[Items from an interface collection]
■ ■ ■

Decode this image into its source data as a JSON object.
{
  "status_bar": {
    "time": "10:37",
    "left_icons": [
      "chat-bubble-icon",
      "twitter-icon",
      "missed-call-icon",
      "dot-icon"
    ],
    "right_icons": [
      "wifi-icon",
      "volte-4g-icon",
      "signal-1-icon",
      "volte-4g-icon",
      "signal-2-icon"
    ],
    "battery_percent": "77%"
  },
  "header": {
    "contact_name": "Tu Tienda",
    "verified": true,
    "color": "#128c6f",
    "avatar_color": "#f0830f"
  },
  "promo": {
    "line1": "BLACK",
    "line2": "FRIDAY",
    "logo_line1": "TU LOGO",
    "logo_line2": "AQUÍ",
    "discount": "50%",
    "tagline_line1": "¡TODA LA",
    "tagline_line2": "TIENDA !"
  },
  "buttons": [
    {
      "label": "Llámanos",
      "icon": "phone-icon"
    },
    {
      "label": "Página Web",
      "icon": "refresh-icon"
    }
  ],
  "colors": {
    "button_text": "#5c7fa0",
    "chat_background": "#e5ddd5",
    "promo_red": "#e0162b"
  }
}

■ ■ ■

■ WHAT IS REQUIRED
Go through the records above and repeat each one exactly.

■ RESULT OF THE TASK
Decode this image into its source data as a JSON object.
{
  "status_bar": {
    "time": "10:37",
    "left_icons": [
      "chat-bubble-icon",
      "twitter-icon",
      "missed-call-icon",
      "dot-icon"
    ],
    "right_icons": [
      "wifi-icon",
      "volte-4g-icon",
      "signal-1-icon",
      "volte-4g-icon",
      "signal-2-icon"
    ],
    "battery_percent": "77%"
  },
  "header": {
    "contact_name": "Tu Tienda",
    "verified": true,
    "color": "#128c6f",
    "avatar_color": "#f0830f"
  },
  "promo": {
    "line1": "BLACK",
    "line2": "FRIDAY",
    "logo_line1": "TU LOGO",
    "logo_line2": "AQUÍ",
    "discount": "50%",
    "tagline_line1": "¡TODA LA",
    "tagline_line2": "TIENDA !"
  },
  "buttons": [
    {
      "label": "Llámanos",
      "icon": "phone-icon"
    },
    {
      "label": "Página Web",
      "icon": "refresh-icon"
    }
  ],
  "colors": {
    "button_text": "#5c7fa0",
    "chat_background": "#e5ddd5",
    "promo_red": "#e0162b"
  }
}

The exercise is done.